“Too many businesses and politicians claim that prevailing wage laws prevent them from saving time and money on public works projects,” said International President Lonnie R. Stephenson. “But over the last 20 years, study after study has found that prevailing wage laws actually prevent expensive delays and costly do-overs by putting those projects in the hands of fairly compensated and highly trained construction trades workers.”

Prevailing wage laws set a fair standard of pay and benefits for contractors and workers that stays in line with what local businesses normally would provide for similar private sector work. Twenty-six states and the District of Columbia have prevailing wage laws for public works projects.

Most are modeled after the U.S.’s Davis-Bacon Act of 1931, which calls for such wages on federally funded projects. In West Virginia, a recent study published by the University of Missouri-Kansas City looked at dozens of public works projects there over the past three years and concluded that the 2016 repeal of prevailing wage “has had negative impacts for West Virginia’s construction workers, contractors, and communities while failing to deliver any meaningful cost savings.”

Having witnessed the effects of prevailing wage repeal around the country, construction trades activists from the IBEW and other unions in West Virginia fought for years against business interests that lobbied lawmakers and backed the election campaigns of anti-labor candidates who pushed repeal in the Mountain State.

“When all the talk of repeal was going on, we were warning everybody that lower wages and benefits would make bad contractors more competitive,” said Charleston, W.Va., Local 466 Business Manager John Epperly.

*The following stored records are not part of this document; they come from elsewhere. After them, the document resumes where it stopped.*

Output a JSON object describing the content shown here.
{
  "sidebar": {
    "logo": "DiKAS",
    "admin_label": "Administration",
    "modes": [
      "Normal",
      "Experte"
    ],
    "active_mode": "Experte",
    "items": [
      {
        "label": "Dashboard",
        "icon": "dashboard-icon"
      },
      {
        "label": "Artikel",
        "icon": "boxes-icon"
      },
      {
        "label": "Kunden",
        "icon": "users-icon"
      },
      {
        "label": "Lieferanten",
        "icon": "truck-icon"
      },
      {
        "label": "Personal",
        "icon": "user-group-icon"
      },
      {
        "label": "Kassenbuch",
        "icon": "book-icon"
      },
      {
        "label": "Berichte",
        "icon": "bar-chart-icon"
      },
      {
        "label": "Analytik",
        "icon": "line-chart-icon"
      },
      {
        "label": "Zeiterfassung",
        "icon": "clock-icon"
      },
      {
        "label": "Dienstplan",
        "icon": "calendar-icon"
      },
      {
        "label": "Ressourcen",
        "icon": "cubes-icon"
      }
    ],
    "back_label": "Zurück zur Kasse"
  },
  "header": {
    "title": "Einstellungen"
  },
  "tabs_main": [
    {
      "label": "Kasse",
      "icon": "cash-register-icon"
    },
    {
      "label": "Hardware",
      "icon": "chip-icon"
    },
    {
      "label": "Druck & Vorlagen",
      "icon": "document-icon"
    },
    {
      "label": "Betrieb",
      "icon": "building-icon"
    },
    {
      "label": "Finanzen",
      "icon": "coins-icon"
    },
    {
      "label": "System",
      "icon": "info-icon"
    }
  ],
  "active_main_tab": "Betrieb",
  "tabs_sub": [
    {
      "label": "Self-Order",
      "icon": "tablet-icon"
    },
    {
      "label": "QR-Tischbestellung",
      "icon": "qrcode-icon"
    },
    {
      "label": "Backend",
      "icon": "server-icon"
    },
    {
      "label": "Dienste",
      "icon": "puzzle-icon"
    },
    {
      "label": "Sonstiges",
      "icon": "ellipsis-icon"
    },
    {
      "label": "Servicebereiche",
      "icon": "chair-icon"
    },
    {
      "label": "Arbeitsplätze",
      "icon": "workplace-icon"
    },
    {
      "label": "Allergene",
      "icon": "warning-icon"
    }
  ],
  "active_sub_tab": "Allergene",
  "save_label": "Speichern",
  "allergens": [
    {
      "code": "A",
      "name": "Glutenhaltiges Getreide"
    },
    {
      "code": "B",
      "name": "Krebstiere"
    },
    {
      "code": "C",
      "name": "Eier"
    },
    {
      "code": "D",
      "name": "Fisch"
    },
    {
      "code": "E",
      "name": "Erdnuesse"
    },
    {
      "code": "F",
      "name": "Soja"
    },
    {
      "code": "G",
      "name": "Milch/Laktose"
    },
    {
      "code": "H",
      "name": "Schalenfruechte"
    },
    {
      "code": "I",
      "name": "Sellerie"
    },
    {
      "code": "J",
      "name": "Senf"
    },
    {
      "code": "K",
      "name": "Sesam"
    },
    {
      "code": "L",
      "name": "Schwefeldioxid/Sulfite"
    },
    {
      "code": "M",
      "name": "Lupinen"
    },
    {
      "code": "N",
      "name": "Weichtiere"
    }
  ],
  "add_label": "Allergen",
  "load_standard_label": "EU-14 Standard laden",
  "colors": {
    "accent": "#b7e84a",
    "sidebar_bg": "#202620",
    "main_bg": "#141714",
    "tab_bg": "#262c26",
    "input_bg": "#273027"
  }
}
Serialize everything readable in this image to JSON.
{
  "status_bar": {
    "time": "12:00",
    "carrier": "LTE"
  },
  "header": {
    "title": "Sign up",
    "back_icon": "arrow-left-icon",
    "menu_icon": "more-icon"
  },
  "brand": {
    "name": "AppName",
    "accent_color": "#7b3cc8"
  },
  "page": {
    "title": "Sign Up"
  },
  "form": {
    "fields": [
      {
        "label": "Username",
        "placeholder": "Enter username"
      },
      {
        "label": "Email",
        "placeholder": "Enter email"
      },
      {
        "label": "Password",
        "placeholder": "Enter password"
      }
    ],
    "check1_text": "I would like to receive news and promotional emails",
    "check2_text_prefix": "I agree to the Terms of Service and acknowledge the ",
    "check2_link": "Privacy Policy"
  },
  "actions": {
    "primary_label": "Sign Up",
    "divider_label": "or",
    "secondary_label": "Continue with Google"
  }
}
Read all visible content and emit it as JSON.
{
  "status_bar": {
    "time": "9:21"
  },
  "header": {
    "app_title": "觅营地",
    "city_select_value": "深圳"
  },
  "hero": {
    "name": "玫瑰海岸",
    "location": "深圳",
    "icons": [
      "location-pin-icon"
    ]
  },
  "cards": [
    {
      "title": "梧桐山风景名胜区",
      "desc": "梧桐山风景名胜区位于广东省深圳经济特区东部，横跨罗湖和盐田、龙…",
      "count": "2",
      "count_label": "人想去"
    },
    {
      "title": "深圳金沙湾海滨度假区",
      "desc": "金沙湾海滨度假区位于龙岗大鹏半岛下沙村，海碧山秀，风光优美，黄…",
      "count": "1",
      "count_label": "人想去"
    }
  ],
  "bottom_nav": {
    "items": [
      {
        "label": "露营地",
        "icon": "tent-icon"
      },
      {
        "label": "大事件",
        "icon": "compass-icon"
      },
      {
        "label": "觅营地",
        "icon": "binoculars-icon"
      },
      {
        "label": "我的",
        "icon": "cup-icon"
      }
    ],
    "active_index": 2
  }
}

Not only did Epperly’s prediction come true, after prevailing wage was repealed in 2016, the study found that scores of skilled tradesmen and tradeswomen chose to drive hours away in pursuit of more lucrative prevailing wage jobs in neighboring Maryland, Ohio and Pennsylvania. (Kentucky repealed prevailing wage in 2017; Virginia has never had it.)

The study further found that, since 2016 and accounting for inflation, average wage growth in the trades slowed by as much as 8% when compared with similar salaries in those bordering prevailing-wage states. Apprenticeship enrollment dropped by nearly 28% in the same time frame, with low-bidders reluctant to invest in training for low-skilled, out-of-state workers. Worse, the on-the-job injury rate among West Virginia’s construction workers shot up by 26%.

The cost savings repeatedly promised by repeal proponents never materialized. A School Board Authority analysis of 107 West Virginia school construction projects found that average school project costs remained roughly the same since repeal ($255 per square foot) as they had been before repeal ($252 per square foot), with expensive project re-do’s and missed deadlines all but wiping out low bids.

Epperly said that a good number of Local 466’s signatory contractors are merely surviving these days, instead of thriving as they had been before repeal. He believes, though, that as more stories like the ones out of Mercer County and Ravenwood come to light, it can only help electrical workers and others in the construction trades to bolster their case for bringing prevailing wage back to West Virginia.

The next opportunity to do so will come when the state’s 2020 legislative session gets underway in January. Bringing back prevailing wage with the current, mostly anti-union Legislature in power could prove difficult, Epperly said.

“Democrats are outnumbered 59-41 in the House [of Delegates] and 20-14 in the Senate,” he said, “which gives you an idea how close we are.”

But fortunately during the 2018 midterms, “Democrats managed to take back four seats in the House and two in the Senate,” Epperly said, something that raises his optimism about the chances that more friends of organized labor and the construction trades will be rewarded with seats in the lawmaking bodies during next year’s general election. “A lot more seats are winnable.”

“Prevailing wages bring better jobs, better working conditions and a better quality of life for all of us,” Stephenson said. “In places where it’s been repealed or where it’s threated to be, let your candidates know prevailing wage is a working people’s issue, not a political one — and that electrical workers always remember on Election Day who’s been in our corner, and who hasn’t.”